The gravelly narration played over a 22-second video, a slideshow of statues, stadiums and unmistakable campus landmarks. The camera arrived on a figure draped in a teasing shadow, the anonymous player refusing to spill his secret.
“Time marches on,” the voice read in Wednesday’s video, published on the Notre Dame football program’s official Twitter feed. “Fads fade away. One thing doesn’t change: God. Country. Notre Dame.”
The video, tweeted strategically to promote the unveiling of Notre Dame’s 2016 Shamrock Series uniforms on Thursday, addressed an uncomfortable theme:
At Notre Dame, some folks don’t want it. They don’t like it. If change is the enemy of tradition, then change can stay away. That was the case when Notre Dame Stadium adopted a turf field in 2014, simultaneously uprooting chunks of its past and absorbing the arrows of its critics. It’s why, for so many years, the prospect of a video board was vetoed with a fervent vigor.
But in a program so steeped in its past, the Shamrock Series duds represent the future. They are the gaudy blue, gold and green embodiment of the fads passively dismissed above. Sometimes, they are hard to look at, like the green-on-green-on-green avalanche at Fenway Park last season or the white leprechaun stamped on an unfamiliar blue helmet in 2012.
But when it comes to the Shamrock Series uniforms, here’s the thorny truth:
The folks making the decisions don’t care what you think.
You, the average fan. You, the anonymous critic. Sure, you’d probably prefer the unblemished original. So would I. Notre Dame’s traditional gold helmet and clean blue jerseys are recognizable everywhere from here to Hong Kong, a symbol of simplicity and elegance in a world where highlighter yellow eye sores have infected our uniform color schemes.
But these uniforms aren’t for you (or for me, for that matter).
They’re for the players. They’re for the recruits. They’re for the people who will win games this season and in the future, carrying that tradition forward.
And if they like olive green and gold gothic lettering, which was the unveiled combination for this season’s match up against Army in San Antonio on Nov. 12, then Under Armour has done its job.
Its job was to satisfy its target demographic, which is Notre Dame’s current and future rosters. Its job was to show kids who are considering the Irish that, yes, this program knows how to balance its hefty legacy with a little progressive flair.
Doing its job, of course, will produce some inevitable side effects. Some fans will not approve.
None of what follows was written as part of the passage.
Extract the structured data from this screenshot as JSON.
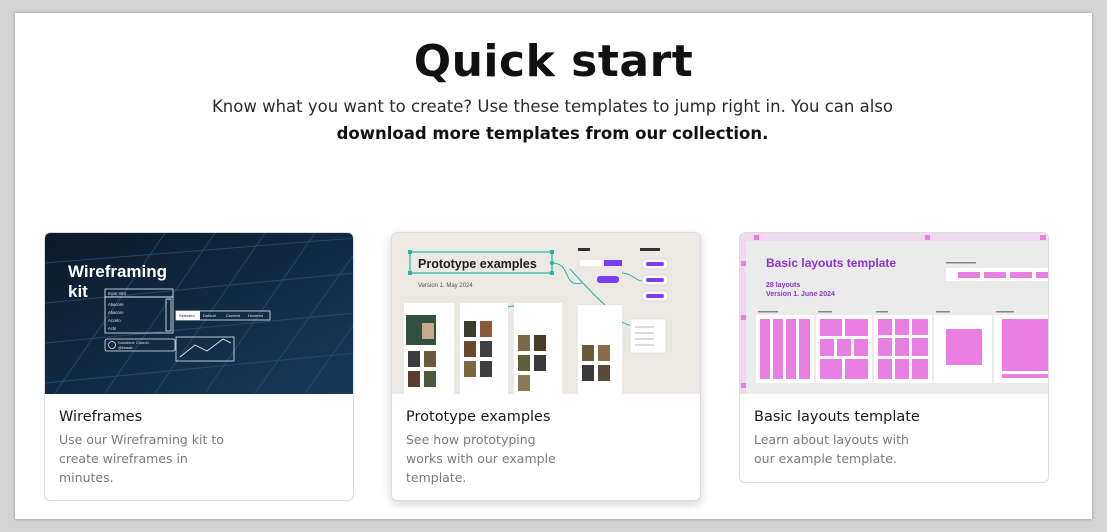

Their tweets, emails and letters will reflect that. A break from tradition, however brief, is bound to start some fires.
Such is the price of maintaining the program’s image. Balancing tradition and innovation requires a little change.